  • A. Zeghuzi, J.-P. Köster, M. Radziunas, H. Christopher, H. Wenzel, and A. Knigge, "Spatially modulated broad-area lasers for narrow lateral far-field divergence," Optics Express 29(16), 25133, 2021. WIAS Preprint, (2857), 2021.
  • J.-P. Köster, A. Putz, H. Wenzel, H.-J. Wünsche, M. Radziunas, H. Stephan, M. Wilkens, A. Zeghuzi, and A. Knigge, "Mode competition in broad-ridge-waveguide lasers," Semiconductor Science and Technology 36(1), 015014, 2021. WIAS Preprint, (2764).
  • G. Garre-Werner, J. Montiel-Ponsoda, V. Raab, G. Safont, C. Bree, M. Radziunas, C. Cojocaru, and K. Staliunas, "1 kW cw fiber-coupled diode laser with enhanced brightness," in SPIE Proceedings Series, (11262), art. no. 1126202, 2020.
  • C. Bree, V. Raab, J. Montiel-Ponsoda, G. Garre-Werner, K. Staliunas, U. Bandelow, M. Radziunas, "Beam-combining scheme of high-power broad-area semiconductor lasers with Lyot-filtered reinjection: modeling, simulations, and experiments," J. Opt. Soc. Am. B, 36(7), pp. 1721-1730, 2019. WIAS-Preprint (2586).
  • V. Tronciu, S. Schwertfeger, M. Radziunas, A. Klehr, U. Bandelow, H. Wenzel, ''Amplifications of picosecond laser pulses in tapered semiconductor amplifiers: Numerical simulations versus experiments'', Opt. Communications 285, pp. 2897-2904, 2012. WIAS-Preprint (1657), 2011.
  • A. Jechow, D. Skoczowsky, M. Lichtner, M. Radziunas, R. Menzel, "High-brightness emission from stripe-array broad area diode lasers operated in off-axis external cavities", in SPIE Proceedings Series, (7583), art. no. 758312,2010.
  • A. Jechow, M. Lichtner, R. Menzel, M. Radziunas, D. Skoczowsky, A. Vladimirov, ''Stripe-array diode-laser in an off-axis external cavity: Theory and experiment'', Optics Express 17(22), pp. 19599-19604, 2009. WIAS-Preprint, (1442).
  • M. Spreemann, M. Lichtner, M. Radziunas, U. Bandelow, H. Wenzel, ''Measurement and Simulation of Distributed-Feedback Tapered Master-Oscillators Power-Amplifiers'', IEEE J. of Quantum Electronics 45(6), pp. 609-616, 2009.

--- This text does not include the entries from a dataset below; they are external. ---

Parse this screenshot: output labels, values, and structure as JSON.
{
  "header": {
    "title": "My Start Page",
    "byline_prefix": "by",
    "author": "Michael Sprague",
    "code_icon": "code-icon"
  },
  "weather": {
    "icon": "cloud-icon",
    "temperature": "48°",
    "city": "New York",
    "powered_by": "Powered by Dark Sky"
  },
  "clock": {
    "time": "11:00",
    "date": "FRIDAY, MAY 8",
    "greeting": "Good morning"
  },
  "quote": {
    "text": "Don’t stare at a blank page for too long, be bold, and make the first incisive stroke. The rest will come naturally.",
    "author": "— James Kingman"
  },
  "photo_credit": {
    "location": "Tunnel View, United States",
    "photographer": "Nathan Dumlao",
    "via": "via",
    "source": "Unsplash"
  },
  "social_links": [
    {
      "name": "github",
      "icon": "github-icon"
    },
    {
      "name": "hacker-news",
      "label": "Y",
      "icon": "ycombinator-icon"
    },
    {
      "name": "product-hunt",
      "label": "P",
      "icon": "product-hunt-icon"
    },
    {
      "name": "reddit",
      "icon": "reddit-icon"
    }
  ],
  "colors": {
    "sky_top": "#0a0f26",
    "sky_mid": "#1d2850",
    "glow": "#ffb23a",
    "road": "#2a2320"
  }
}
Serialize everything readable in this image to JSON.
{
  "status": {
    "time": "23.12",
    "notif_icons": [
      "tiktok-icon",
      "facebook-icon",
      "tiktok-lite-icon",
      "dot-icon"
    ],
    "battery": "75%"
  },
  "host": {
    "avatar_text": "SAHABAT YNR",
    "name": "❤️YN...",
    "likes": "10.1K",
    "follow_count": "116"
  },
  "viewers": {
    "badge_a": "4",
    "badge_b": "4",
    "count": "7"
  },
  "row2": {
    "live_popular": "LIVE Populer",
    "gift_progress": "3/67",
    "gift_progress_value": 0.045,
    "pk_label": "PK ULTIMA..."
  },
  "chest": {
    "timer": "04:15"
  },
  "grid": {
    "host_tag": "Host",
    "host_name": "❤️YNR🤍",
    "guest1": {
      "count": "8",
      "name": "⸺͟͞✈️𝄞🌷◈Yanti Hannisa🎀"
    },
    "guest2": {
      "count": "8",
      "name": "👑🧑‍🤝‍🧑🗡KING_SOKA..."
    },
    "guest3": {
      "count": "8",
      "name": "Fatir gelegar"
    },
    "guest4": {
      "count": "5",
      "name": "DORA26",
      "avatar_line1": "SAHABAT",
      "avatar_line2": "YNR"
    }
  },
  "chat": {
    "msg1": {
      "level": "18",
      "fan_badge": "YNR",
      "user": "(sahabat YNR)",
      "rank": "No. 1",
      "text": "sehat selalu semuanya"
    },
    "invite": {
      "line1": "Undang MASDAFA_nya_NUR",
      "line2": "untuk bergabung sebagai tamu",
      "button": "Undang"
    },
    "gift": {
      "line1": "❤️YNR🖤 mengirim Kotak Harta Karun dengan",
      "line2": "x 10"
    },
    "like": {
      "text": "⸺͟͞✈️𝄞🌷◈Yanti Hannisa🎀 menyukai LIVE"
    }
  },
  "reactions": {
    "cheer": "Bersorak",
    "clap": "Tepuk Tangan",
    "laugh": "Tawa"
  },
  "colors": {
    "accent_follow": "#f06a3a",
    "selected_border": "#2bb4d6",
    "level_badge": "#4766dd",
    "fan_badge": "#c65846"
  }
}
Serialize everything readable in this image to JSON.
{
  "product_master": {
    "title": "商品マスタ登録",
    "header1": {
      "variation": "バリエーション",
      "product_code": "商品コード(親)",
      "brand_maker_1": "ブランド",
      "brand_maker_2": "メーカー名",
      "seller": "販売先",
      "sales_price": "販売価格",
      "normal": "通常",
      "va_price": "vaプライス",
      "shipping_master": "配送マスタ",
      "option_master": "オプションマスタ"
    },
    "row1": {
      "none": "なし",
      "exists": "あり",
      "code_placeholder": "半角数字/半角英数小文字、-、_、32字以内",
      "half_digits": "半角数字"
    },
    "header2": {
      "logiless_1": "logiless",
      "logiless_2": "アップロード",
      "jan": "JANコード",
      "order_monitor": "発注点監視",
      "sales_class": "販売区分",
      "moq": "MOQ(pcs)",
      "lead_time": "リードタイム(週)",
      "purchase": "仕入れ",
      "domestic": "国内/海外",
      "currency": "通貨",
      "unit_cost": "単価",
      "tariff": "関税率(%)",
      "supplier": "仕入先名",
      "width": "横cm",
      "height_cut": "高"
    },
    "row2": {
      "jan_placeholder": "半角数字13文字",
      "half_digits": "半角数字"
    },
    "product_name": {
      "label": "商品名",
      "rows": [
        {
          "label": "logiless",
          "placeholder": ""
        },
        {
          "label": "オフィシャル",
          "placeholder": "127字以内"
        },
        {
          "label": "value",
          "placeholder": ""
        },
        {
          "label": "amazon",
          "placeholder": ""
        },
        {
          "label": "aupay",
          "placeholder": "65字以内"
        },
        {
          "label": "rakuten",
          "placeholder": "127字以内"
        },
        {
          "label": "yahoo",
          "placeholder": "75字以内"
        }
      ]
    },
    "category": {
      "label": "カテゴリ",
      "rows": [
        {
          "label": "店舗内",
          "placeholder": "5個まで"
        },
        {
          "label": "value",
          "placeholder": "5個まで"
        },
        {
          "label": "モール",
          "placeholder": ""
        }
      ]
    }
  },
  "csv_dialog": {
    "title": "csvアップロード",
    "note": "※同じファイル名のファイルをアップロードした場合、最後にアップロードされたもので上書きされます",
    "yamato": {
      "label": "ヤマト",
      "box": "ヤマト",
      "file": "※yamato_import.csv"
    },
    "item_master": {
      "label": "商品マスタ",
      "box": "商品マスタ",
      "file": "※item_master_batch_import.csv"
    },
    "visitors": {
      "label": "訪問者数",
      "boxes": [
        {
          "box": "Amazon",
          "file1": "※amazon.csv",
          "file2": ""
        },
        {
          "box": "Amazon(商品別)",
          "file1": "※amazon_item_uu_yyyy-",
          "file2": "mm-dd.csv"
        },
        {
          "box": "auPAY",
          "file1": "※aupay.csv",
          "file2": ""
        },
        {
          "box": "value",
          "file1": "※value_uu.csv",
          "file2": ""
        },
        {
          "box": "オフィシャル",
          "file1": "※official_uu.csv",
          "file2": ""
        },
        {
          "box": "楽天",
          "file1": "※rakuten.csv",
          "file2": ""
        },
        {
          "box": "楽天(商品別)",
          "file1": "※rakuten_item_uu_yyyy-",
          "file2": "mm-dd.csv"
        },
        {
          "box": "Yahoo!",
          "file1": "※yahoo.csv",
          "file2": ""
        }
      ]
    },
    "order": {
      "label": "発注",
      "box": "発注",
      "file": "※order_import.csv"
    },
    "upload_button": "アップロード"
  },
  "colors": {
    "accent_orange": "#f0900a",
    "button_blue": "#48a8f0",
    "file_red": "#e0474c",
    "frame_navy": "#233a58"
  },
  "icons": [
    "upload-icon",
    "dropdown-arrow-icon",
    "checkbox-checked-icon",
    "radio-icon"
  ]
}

  • M. Radziunas, V.Z. Tronciu, U. Bandelow, M. Lichtner, M. Spreemann, H. Wenzel, ''Mode transitions in distributed-feedback tapered master-oscillator power-amplifier'', Optical and Quantum Electronics 40(14-15), pp. 1103-1109, 2008. WIAS-Preprint, (1366).
  • M. Lichtner, M. Radziunas, U. Bandelow, M. Spreemann, H. Wenzel, ''Dynamic simulation of high brightness semiconductor lasers'', 8th Int. Conf. on Numerical Simulation of Optoelectronic Devices NUSOD 08 , J. Piprek, E. Larkins, eds., Nottingham, UK, September 1-5, 2008. pdf file.

Page created and maintained by Mindaugas Radziunas. Last update on April 22, 2024.